Go through the entries and copy every line that has the string "Sound" in it.

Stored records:
/---

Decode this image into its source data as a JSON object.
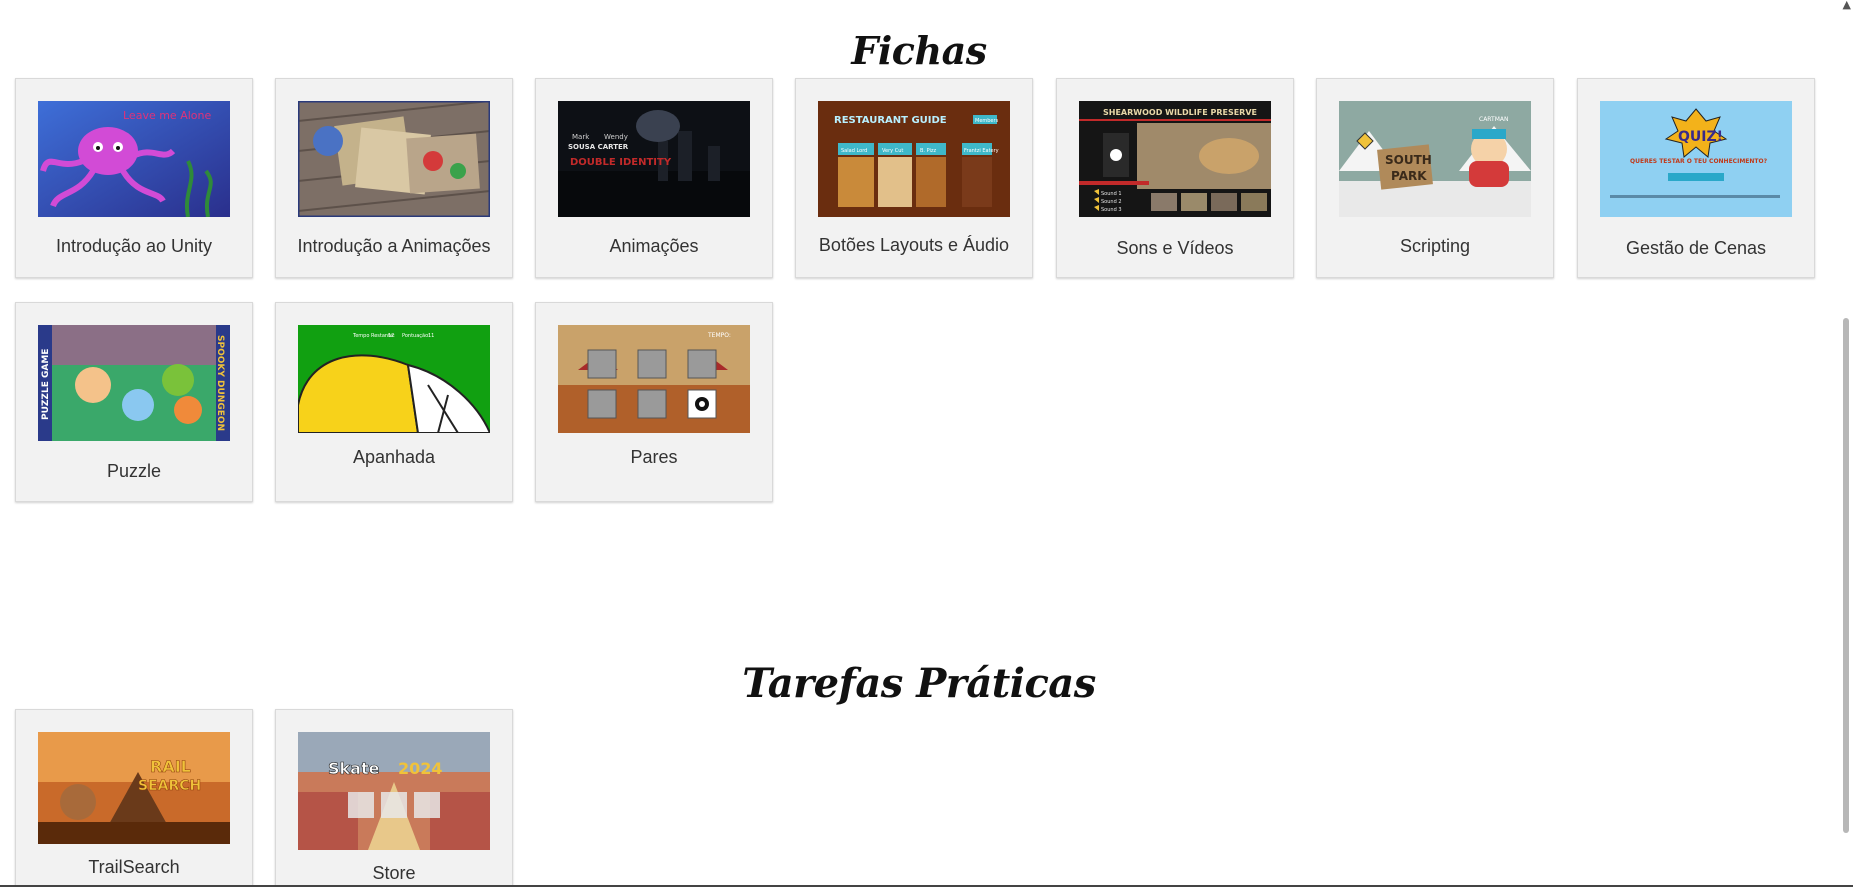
{
  "sections": {
    "fichas": {
      "title": "Fichas"
    },
    "tarefas": {
      "title": "Tarefas Práticas"
    }
  },
  "fichas": [
    {
      "label": "Introdução ao Unity",
      "thumb_text": "Leave me Alone"
    },
    {
      "label": "Introdução a Animações"
    },
    {
      "label": "Animações",
      "thumb_text_1": "Mark",
      "thumb_text_2": "Wendy",
      "thumb_text_3": "SOUSA  CARTER",
      "thumb_text_4": "DOUBLE IDENTITY"
    },
    {
      "label": "Botões Layouts e Áudio",
      "thumb_title": "RESTAURANT GUIDE",
      "thumb_text_1": "Salad Lord",
      "thumb_text_2": "Very Cut",
      "thumb_text_3": "B. Pizz",
      "thumb_text_4": "Frantzi Eatery",
      "thumb_button": "Members"
    },
    {
      "label": "Sons e Vídeos",
      "thumb_title": "SHEARWOOD WILDLIFE PRESERVE",
      "thumb_text_1": "Sound 1",
      "thumb_text_2": "Sound 2",
      "thumb_text_3": "Sound 3"
    },
    {
      "label": "Scripting",
      "thumb_title": "CARTMAN",
      "thumb_text_1": "SOUTH",
      "thumb_text_2": "PARK"
    },
    {
      "label": "Gestão de Cenas",
      "thumb_title": "QUIZ!",
      "thumb_text_1": "QUERES TESTAR O TEU CONHECIMENTO?"
    },
    {
      "label": "Puzzle",
      "thumb_text_1": "PUZZLE GAME",
      "thumb_text_2": "SPOOKY DUNGEON"
    },
    {
      "label": "Apanhada",
      "thumb_text_1": "Tempo Restante:",
      "thumb_text_2": "12",
      "thumb_text_3": "Pontuação:",
      "thumb_text_4": "11"
    },
    {
      "label": "Pares",
      "thumb_text_1": "TEMPO:"
    }
  ],
  "tarefas": [
    {
      "label": "TrailSearch",
      "thumb_text_1": "RAIL",
      "thumb_text_2": "SEARCH"
    },
    {
      "label": "Store",
      "thumb_text_1": "Skate",
      "thumb_text_2": "2024"
    }
  ],
  "colors": {
    "card_bg": "#f2f2f2",
    "card_border": "#d9d9d9",
    "title": "#111111",
    "label": "#333333"
  }
}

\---

:: Task response ::
      "thumb_text_1": "Sound 1",
      "thumb_text_2": "Sound 2",
      "thumb_text_3": "Sound 3"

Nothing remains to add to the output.